On the ground, by the door of the container, almost hidden by it and the large pot with the hibiscus, are cranesbill and hawkweed. A subtle combination of pink and yellow. I suspect someone will pull them out as gardening is idiosyncratic. Someone’s wild flower is another’s weed.
Most of our flowering plants have finished, but a few blooms remain. And a few have had a second flowering like the California poppies in the small wild flower bed. There’s campanula by the globe thistles in a middle bed, a few sweet peas up the side wall by the buddleia. I almost miss seeing the white hellebores at the back of the pond, behind the hollyhocks. Their white flowers are reminiscent of wild roses. The coreopsis has been flowering for two months, and still has a few yellow blooms.
I hear no birdsong today. And see few birds on the wing. Mating and nurturing is over. The fledglings have left the nest. And birds, no matter how we personify them, don’t sing for the fun of it, but for mates and territory.
We have been given two large clumps of ferns. I plant one by the hollyhocks by the side of the pond, having to remove an iris to make room. The ferns have a good root-ball and I am sure they will survive. Unlike our olive tree which is in a sad state. The leaves are curling, a few at the tips going brown. It’s make or break for this donation. And there’s nothing we can do but watch.
The pond is higher after the rain. The plants on its shelf are in water again. I see daphnia in the depths and a few water boatmen rowing under the surface. There’s the mysterious beastie of last week: the dragonfly nymph, crawling on the stones, just below the water level. In the centre of the pond, there’s a single water lily. On the edge a few monkey flowers are alongside water forget-me-nots with their tiny, pale blue florets.

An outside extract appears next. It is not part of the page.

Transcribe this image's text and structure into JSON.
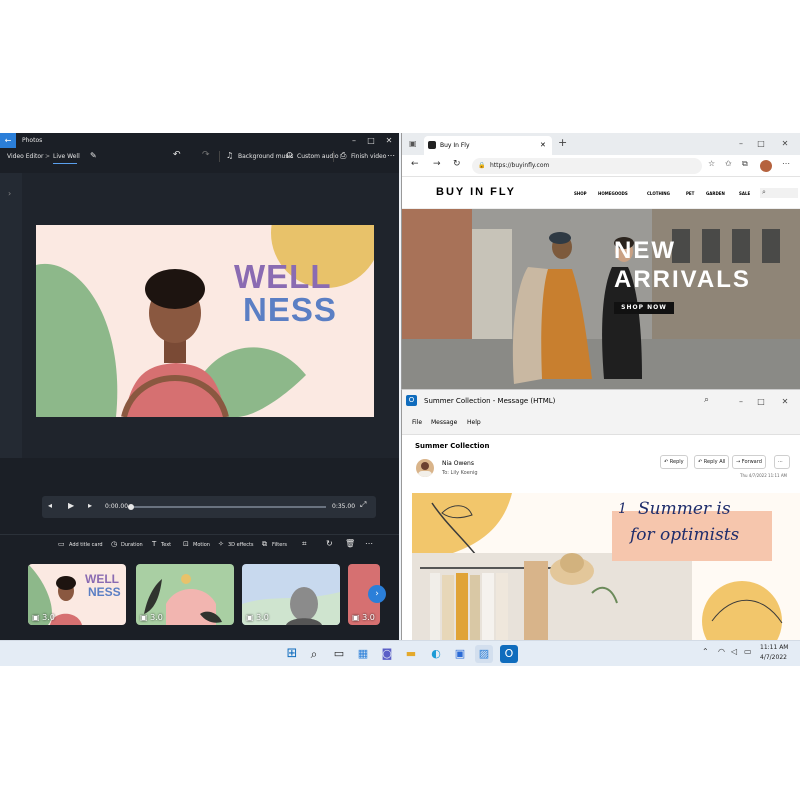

We spot a small brown larva, about 1 ½ cm long, in the pond. It is legless and swims by arcing its body almost in a circle and then straightening out. A curious movement, repeated over and over as it swims along. It is most likely a dixa midge larva. The adult is a midge, mosquito size but it won’t bite.